Marie Hall Ets
Marie Hall Ets (December 16, 1895 in Milwaukee, Wisconsin – January 17, 1984 in Inverness, Florida) is an American writer and illustrator best known for children's picture books. She attended Lawrence College, and in 1918, Ets journeyed to Chicago where she became a social worker at the Chicago Commons, a settlement house on the northwest side of the city. In 1960 she won the annual Caldecott Medal for her illustrations of Nine Days to Christmas, whose text she wrote with Aurora Labastida. She died in 1984. Just Me and In the Forest are both Caldecott Honor books. The black-and-white charcoal illustrations in Just Me "almost take on the appearance of woodcuts" and are similar in style to the illustrations in In the Forest. Constantine Georgiou comments in Children and Their Literature that Ets' "picture stories and easy-to-read books" (along with those of Maurice Sendak) "are filled with endearing and quaint human touches, putting them at precisely the right angle to life in early childhood." Play With Me, says Georgiou, is "a tender little tale, delicately illustrated in fragile pastels that echo the quiet mood of the story." Ets also transcribed the autobiography Rosa: The Life of an Italian Immigrant.
- Mister Penny (Viking Press, 1935)
- The Story of a Baby, 1939
- In the Forest, 1944 ‡
- My Dog Rinty, 1946, by Ellen Terry
- Oley, the Sea monster, 1947
- Little Old Automobile, 1948
- Mr. T. W. Anthony Woo: the story of a cat and a dog and a mouse, 1951 ‡
- Beasts and Nonsense, 1952
- Another Day, 1953
- Play With Me, 1955 ‡
- Mister Penny's Race Horse, 1956 ‡
- Cow's Party, 1958
- Nine Days to Christmas (Viking, 1959), text by Ets and Aurora Labastida ‡
- Mister Penny's Circus, 1961
- Gilberto and the Wind, 1963
- Automobiles for Mice, 1964
- Just Me, 1965 ‡
- Bad Boy, Good Boy, 1967
- Talking Without Words: I Can. Can You?, 1968
- Rosa, the Life of an Italian Immigrant (transcribed by Ets), 1970
- Elephant in a Well, 1972
- Jay Bird, 1974
‡ As an illustrator Ets won the annual Caldecott Medal in 1960 for Nine Days to Christmas and she was one of the runners-up five times from 1945 to 1966 (exceeded only by Maurice Sendak). Since 1971 the runners-up are called Caldecott Honor Books, but some runners-up had been identified annually and all those runners-up were retroactively named Caldecott Honor Books.

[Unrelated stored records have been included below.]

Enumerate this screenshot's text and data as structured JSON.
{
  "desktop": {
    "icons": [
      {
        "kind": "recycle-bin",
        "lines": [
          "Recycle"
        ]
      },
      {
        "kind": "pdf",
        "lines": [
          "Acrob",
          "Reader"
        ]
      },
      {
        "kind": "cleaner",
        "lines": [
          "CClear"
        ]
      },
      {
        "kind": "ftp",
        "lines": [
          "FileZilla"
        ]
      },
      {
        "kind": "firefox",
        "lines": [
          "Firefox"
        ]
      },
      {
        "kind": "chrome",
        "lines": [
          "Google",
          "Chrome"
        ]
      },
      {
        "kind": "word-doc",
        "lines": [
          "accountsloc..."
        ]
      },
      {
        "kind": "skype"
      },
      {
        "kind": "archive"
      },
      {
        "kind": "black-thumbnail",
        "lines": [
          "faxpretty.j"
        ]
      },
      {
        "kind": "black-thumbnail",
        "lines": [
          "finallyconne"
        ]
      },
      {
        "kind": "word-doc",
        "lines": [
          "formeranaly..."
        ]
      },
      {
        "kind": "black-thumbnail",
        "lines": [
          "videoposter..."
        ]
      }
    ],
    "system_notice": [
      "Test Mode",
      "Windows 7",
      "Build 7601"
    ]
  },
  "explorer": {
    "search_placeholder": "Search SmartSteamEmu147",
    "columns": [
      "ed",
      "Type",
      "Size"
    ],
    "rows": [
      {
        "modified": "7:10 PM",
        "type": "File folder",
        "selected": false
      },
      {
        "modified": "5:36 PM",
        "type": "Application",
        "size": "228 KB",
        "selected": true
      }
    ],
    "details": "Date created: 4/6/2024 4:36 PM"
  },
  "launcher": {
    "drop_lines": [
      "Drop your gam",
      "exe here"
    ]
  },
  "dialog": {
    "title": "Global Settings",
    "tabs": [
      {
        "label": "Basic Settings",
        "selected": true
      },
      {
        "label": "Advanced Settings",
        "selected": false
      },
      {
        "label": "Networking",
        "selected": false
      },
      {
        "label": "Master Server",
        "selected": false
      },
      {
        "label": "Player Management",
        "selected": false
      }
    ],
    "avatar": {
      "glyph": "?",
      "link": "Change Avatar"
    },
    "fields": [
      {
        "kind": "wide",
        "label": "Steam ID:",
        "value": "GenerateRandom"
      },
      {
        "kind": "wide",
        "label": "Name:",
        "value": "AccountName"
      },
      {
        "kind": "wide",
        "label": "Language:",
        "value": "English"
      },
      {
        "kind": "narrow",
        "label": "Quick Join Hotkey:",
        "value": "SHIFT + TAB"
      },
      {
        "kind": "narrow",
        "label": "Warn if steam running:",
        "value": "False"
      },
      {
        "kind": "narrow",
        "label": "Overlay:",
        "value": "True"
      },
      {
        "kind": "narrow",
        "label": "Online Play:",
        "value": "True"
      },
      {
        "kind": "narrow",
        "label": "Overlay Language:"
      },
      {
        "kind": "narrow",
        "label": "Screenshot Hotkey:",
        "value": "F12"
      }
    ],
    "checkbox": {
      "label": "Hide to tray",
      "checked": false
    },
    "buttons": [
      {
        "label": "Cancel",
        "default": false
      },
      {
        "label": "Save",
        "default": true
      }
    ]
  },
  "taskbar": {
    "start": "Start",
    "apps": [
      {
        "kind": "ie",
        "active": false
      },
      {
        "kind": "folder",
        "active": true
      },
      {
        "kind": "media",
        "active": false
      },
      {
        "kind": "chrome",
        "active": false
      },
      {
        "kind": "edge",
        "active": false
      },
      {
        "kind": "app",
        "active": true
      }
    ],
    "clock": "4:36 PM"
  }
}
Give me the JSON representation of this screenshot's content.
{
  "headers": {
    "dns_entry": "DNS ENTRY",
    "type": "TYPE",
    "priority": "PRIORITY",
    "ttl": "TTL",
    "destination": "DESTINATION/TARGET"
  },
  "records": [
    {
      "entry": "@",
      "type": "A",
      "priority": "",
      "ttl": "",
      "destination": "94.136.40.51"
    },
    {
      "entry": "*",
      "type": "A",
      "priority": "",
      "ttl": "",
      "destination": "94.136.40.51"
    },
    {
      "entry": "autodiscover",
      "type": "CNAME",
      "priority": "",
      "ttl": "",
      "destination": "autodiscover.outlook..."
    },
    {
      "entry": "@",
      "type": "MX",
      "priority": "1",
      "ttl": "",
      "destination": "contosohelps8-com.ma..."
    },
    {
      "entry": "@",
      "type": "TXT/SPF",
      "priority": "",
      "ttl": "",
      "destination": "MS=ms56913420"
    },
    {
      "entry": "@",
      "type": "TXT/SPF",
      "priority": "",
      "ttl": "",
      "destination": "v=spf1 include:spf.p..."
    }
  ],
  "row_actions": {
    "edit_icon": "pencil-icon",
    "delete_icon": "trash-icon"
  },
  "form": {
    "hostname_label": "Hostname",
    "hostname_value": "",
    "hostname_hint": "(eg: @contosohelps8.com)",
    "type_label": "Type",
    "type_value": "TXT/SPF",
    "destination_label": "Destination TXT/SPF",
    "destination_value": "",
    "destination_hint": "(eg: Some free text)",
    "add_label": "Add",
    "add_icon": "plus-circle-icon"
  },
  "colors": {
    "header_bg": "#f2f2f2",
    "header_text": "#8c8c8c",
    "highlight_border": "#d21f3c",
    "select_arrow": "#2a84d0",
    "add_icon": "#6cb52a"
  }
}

The number of Honors or runners-up had always been one to five, and it had been two to four since 1994, until five were named in 2013 and six in 2015. The Honor Books must be a subset of the runners-up on the final ballot, either the leading runners-up on that ballot or the leaders on one further ballot that excludes the winner.
- "Caldecott Medal & Honor Books, 1938–Present". Association for Library Service to Children. American Library Association. Retrieved 2013-05-05.
- Peterson, Linda Kauffman; Marilyn Leather Solt (1982). Newberry and Caldecott Medal and Honor Books: an annotated bibliography. Boston: G. K. Hall & Co. p. 333. ISBN 0-8161-8448-8.
- Georgiou, Constantine (1969). Children and Their Literature. Englewood Cliffs, NJ: Prentice-Hall, Inc. p. 81.
- Georgiou (1969), p. 100.
- James Ciment; John Radzilowski (17 March 2015). American Immigration: An Encyclopedia of Political, Social, and Cultural Change. Routledge. pp. 189–. ISBN 978-1-317-47717-4.